=== Source data ===

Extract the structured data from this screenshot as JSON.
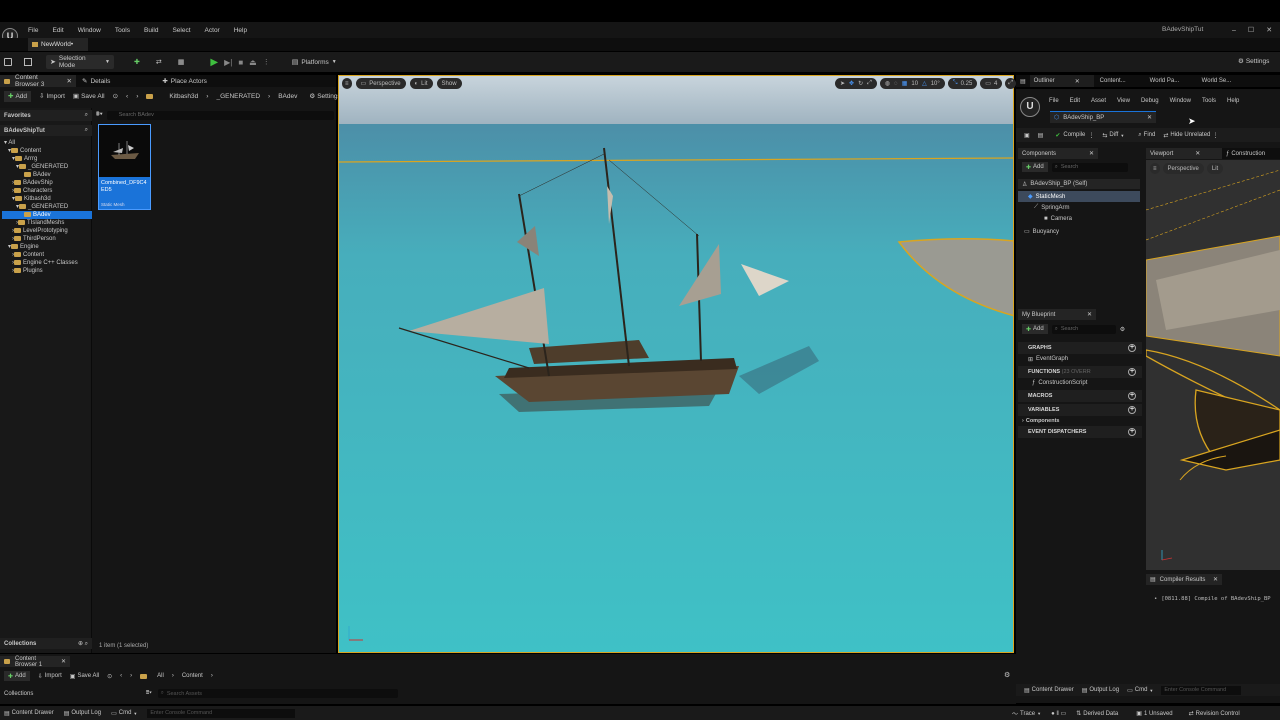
{
  "menu": {
    "items": [
      "File",
      "Edit",
      "Window",
      "Tools",
      "Build",
      "Select",
      "Actor",
      "Help"
    ],
    "project": "BAdevShipTut"
  },
  "level_tab": "NewWorld•",
  "toolbar": {
    "mode": "Selection Mode",
    "platforms": "Platforms",
    "settings": "Settings"
  },
  "left_tabs": {
    "content_browser": "Content Browser 3",
    "details": "Details",
    "place_actors": "Place Actors"
  },
  "cb_toolbar": {
    "add": "Add",
    "import": "Import",
    "save_all": "Save All",
    "settings": "Settings",
    "crumbs": [
      "Kitbash3d",
      "_GENERATED",
      "BAdev"
    ]
  },
  "favorites": "Favorites",
  "project_root": "BAdevShipTut",
  "search_placeholder": "Search BAdev",
  "tree": [
    "All",
    "Content",
    "Arrrg",
    "_GENERATED",
    "BAdev",
    "BAdevShip",
    "Characters",
    "Kitbash3d",
    "_GENERATED",
    "BAdev",
    "TIslandMeshs",
    "LevelPrototyping",
    "ThirdPerson",
    "Engine",
    "Content",
    "Engine C++ Classes",
    "Plugins"
  ],
  "asset": {
    "name": "Combined_DF9C4ED5",
    "type": "Static Mesh"
  },
  "collections": "Collections",
  "items_status": "1 item (1 selected)",
  "viewport": {
    "perspective": "Perspective",
    "lit": "Lit",
    "show": "Show",
    "grid_value": "10",
    "rot_value": "10°",
    "scale_value": "0.25",
    "cam_speed": "4"
  },
  "right_tabs": [
    "Outliner",
    "Content...",
    "World Pa...",
    "World Se..."
  ],
  "bp": {
    "menu": [
      "File",
      "Edit",
      "Asset",
      "View",
      "Debug",
      "Window",
      "Tools",
      "Help"
    ],
    "tab": "BAdevShip_BP",
    "compile": "Compile",
    "diff": "Diff",
    "find": "Find",
    "hide": "Hide Unrelated",
    "components_tab": "Components",
    "add": "Add",
    "search": "Search",
    "components": [
      "BAdevShip_BP (Self)",
      "StaticMesh",
      "SpringArm",
      "Camera",
      "Buoyancy"
    ],
    "viewport_tab": "Viewport",
    "construction_tab": "Construction",
    "vp_perspective": "Perspective",
    "vp_lit": "Lit",
    "my_blueprint": "My Blueprint",
    "sections": {
      "graphs": "GRAPHS",
      "event_graph": "EventGraph",
      "functions": "FUNCTIONS",
      "overridable": "(23 OVERR",
      "construction_script": "ConstructionScript",
      "macros": "MACROS",
      "variables": "VARIABLES",
      "components": "Components",
      "dispatchers": "EVENT DISPATCHERS"
    },
    "compiler_results": "Compiler Results",
    "compile_log": "[0811.88] Compile of BAdevShip_BP",
    "drawer": "Content Drawer",
    "output_log": "Output Log",
    "cmd": "Cmd",
    "console": "Enter Console Command"
  },
  "cb2": {
    "tab": "Content Browser 1",
    "add": "Add",
    "import": "Import",
    "save_all": "Save All",
    "crumbs": [
      "All",
      "Content"
    ],
    "collections": "Collections",
    "search": "Search Assets"
  },
  "status": {
    "drawer": "Content Drawer",
    "output_log": "Output Log",
    "cmd": "Cmd",
    "console": "Enter Console Command",
    "trace": "Trace",
    "derived": "Derived Data",
    "unsaved": "1 Unsaved",
    "revision": "Revision Control"
  },
  "colors": {
    "accent_blue": "#1a73d9",
    "play_green": "#3fbf3f",
    "gold_outline": "#d9a520",
    "water": "#3fbcc0"
  }
}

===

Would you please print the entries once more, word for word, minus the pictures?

# [Final answer]
Extract the structured data from this screenshot as JSON.
{
  "menu": {
    "items": [
      "File",
      "Edit",
      "Window",
      "Tools",
      "Build",
      "Select",
      "Actor",
      "Help"
    ],
    "project": "BAdevShipTut"
  },
  "level_tab": "NewWorld•",
  "toolbar": {
    "mode": "Selection Mode",
    "platforms": "Platforms",
    "settings": "Settings"
  },
  "left_tabs": {
    "content_browser": "Content Browser 3",
    "details": "Details",
    "place_actors": "Place Actors"
  },
  "cb_toolbar": {
    "add": "Add",
    "import": "Import",
    "save_all": "Save All",
    "settings": "Settings",
    "crumbs": [
      "Kitbash3d",
      "_GENERATED",
      "BAdev"
    ]
  },
  "favorites": "Favorites",
  "project_root": "BAdevShipTut",
  "search_placeholder": "Search BAdev",
  "tree": [
    "All",
    "Content",
    "Arrrg",
    "_GENERATED",
    "BAdev",
    "BAdevShip",
    "Characters",
    "Kitbash3d",
    "_GENERATED",
    "BAdev",
    "TIslandMeshs",
    "LevelPrototyping",
    "ThirdPerson",
    "Engine",
    "Content",
    "Engine C++ Classes",
    "Plugins"
  ],
  "asset": {
    "name": "Combined_DF9C4ED5",
    "type": "Static Mesh"
  },
  "collections": "Collections",
  "items_status": "1 item (1 selected)",
  "viewport": {
    "perspective": "Perspective",
    "lit": "Lit",
    "show": "Show",
    "grid_value": "10",
    "rot_value": "10°",
    "scale_value": "0.25",
    "cam_speed": "4"
  },
  "right_tabs": [
    "Outliner",
    "Content...",
    "World Pa...",
    "World Se..."
  ],
  "bp": {
    "menu": [
      "File",
      "Edit",
      "Asset",
      "View",
      "Debug",
      "Window",
      "Tools",
      "Help"
    ],
    "tab": "BAdevShip_BP",
    "compile": "Compile",
    "diff": "Diff",
    "find": "Find",
    "hide": "Hide Unrelated",
    "components_tab": "Components",
    "add": "Add",
    "search": "Search",
    "components": [
      "BAdevShip_BP (Self)",
      "StaticMesh",
      "SpringArm",
      "Camera",
      "Buoyancy"
    ],
    "viewport_tab": "Viewport",
    "construction_tab": "Construction",
    "vp_perspective": "Perspective",
    "vp_lit": "Lit",
    "my_blueprint": "My Blueprint",
    "sections": {
      "graphs": "GRAPHS",
      "event_graph": "EventGraph",
      "functions": "FUNCTIONS",
      "overridable": "(23 OVERR",
      "construction_script": "ConstructionScript",
      "macros": "MACROS",
      "variables": "VARIABLES",
      "components": "Components",
      "dispatchers": "EVENT DISPATCHERS"
    },
    "compiler_results": "Compiler Results",
    "compile_log": "[0811.88] Compile of BAdevShip_BP",
    "drawer": "Content Drawer",
    "output_log": "Output Log",
    "cmd": "Cmd",
    "console": "Enter Console Command"
  },
  "cb2": {
    "tab": "Content Browser 1",
    "add": "Add",
    "import": "Import",
    "save_all": "Save All",
    "crumbs": [
      "All",
      "Content"
    ],
    "collections": "Collections",
    "search": "Search Assets"
  },
  "status": {
    "drawer": "Content Drawer",
    "output_log": "Output Log",
    "cmd": "Cmd",
    "console": "Enter Console Command",
    "trace": "Trace",
    "derived": "Derived Data",
    "unsaved": "1 Unsaved",
    "revision": "Revision Control"
  },
  "colors": {
    "accent_blue": "#1a73d9",
    "play_green": "#3fbf3f",
    "gold_outline": "#d9a520",
    "water": "#3fbcc0"
  }
}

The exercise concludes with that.